A cold Bruschi: Could almost see the end for Patriots linebacker Tedy Bruschi coming when Redskins tight end Chris Cooley ran away from him and made a 73-yard catch-and-run last week. Bruschi, 36, simply had run out of speed and reaction time. He announced his retirement Monday, ending a 13-year career that included three Super Bowl championships. No linebacker in club history played in more games than Bruschi's 189. The most memorable thing about him, though, was his return to the game after suffering a mild stroke in 2005. Coach Bill Belichick called Bruschi "a perfect player," which made Bruschi laugh and respond: "That's something you'll never hear during your career."
Odds and ends: The Patriots quickly dumped second-year quarterback Kevin O'Connell after he pitched two interceptions against the Redskins. They continue to try to trade for a backup to Tom Brady. They've eyed A.J. Feeley (Philadelphia) and Todd Collins (Redskins) among veterans. The Eagles may be more inclined to trade a receiver than Feeley. The Detroit Lions claimed O'Connell on waivers. … The Baltimore Ravens keep trying to give kicker Steve Hauschka the job that once belonged to Matt Stover but Hauschka can't seem to handle it. Don't be surprised if the Ravens bring Stover back. … St. Louis Rams quarterback Marc Bulger (broken pinky on his throwing hand) should be OK in time for the regular-season opener. He started throwing this week.

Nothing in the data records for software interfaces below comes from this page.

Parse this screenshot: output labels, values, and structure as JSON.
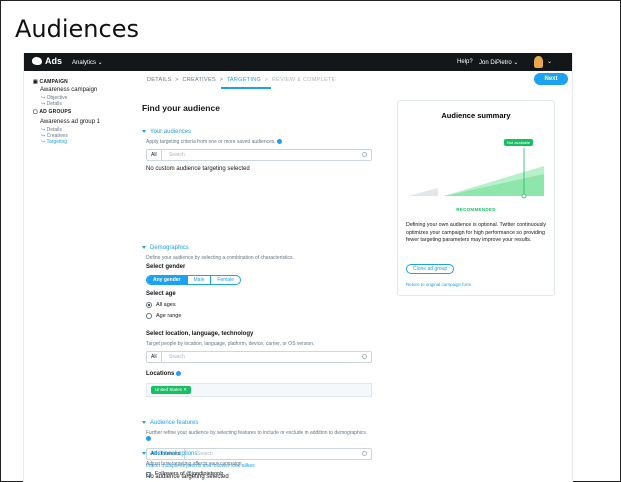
{
  "slide": {
    "title": "Audiences"
  },
  "topbar": {
    "brand": "Ads",
    "analytics": "Analytics ⌄",
    "help": "Help?",
    "user": "Jon DiPietro ⌄"
  },
  "sidebar": {
    "campaign_head": "CAMPAIGN",
    "campaign_name": "Awareness campaign",
    "campaign_steps": [
      "↪ Objective",
      "↪ Details"
    ],
    "adgroups_head": "AD GROUPS",
    "adgroup_name": "Awareness ad group 1",
    "adgroup_steps": [
      "↪ Details",
      "↪ Creatives",
      "↪ Targeting"
    ]
  },
  "steps": {
    "details": "DETAILS",
    "creatives": "CREATIVES",
    "targeting": "TARGETING",
    "review": "REVIEW & COMPLETE",
    "sep": ">"
  },
  "next_label": "Next",
  "main": {
    "heading": "Find your audience",
    "your_audiences": {
      "title": "Your audiences",
      "desc": "Apply targeting criteria from one or more saved audiences.",
      "prefix": "All",
      "placeholder": "Search",
      "empty": "No custom audience targeting selected"
    },
    "demographics": {
      "title": "Demographics",
      "desc": "Define your audience by selecting a combination of characteristics.",
      "gender_label": "Select gender",
      "gender_options": [
        "Any gender",
        "Male",
        "Female"
      ],
      "age_label": "Select age",
      "age_options": [
        "All ages",
        "Age range"
      ],
      "location_label": "Select location, language, technology",
      "location_desc": "Target people by location, language, platform, device, carrier, or OS version.",
      "prefix": "All",
      "placeholder": "Search",
      "locations_label": "Locations",
      "location_chip": "United States ✕"
    },
    "audience_features": {
      "title": "Audience features",
      "desc": "Further refine your audience by selecting features to include or exclude in addition to demographics.",
      "prefix": "All › Interests",
      "placeholder": "Search",
      "import_link": "Import multiple keywords and follower look-alikes",
      "empty": "No audience targeting selected"
    },
    "additional_options": {
      "title": "Additional options",
      "desc": "Adjust how targeting affects your campaign.",
      "followers": "Followers of @jondipietronh"
    }
  },
  "summary": {
    "title": "Audience summary",
    "not_available": "Not available",
    "recommended": "RECOMMENDED",
    "desc": "Defining your own audience is optional. Twitter continuously optimizes your campaign for high performance so providing fewer targeting parameters may improve your results.",
    "clone": "Clone ad group",
    "return": "Return to original campaign form"
  },
  "colors": {
    "accent": "#1da1f2",
    "green": "#17bf63",
    "topbar": "#14171a"
  },
  "icons": [
    "twitter-bird-icon",
    "search-icon",
    "info-icon",
    "caret-down-icon",
    "remove-icon"
  ]
}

Larry Weisman covered professional football for USA TODAY for 25 years and now joins the Redskins Broadcast Network and Redskins.com to bring his unique viewpoint and experience to Redskins fans. Go to Redskins.com for the Redskins Blitz column and NFL Blitz on Friday. Larry also appears on Redskins Nation, airing nightly on Comcast SportsNet, and on ESPN 980 AM radio, both in the Washington, D.C. area.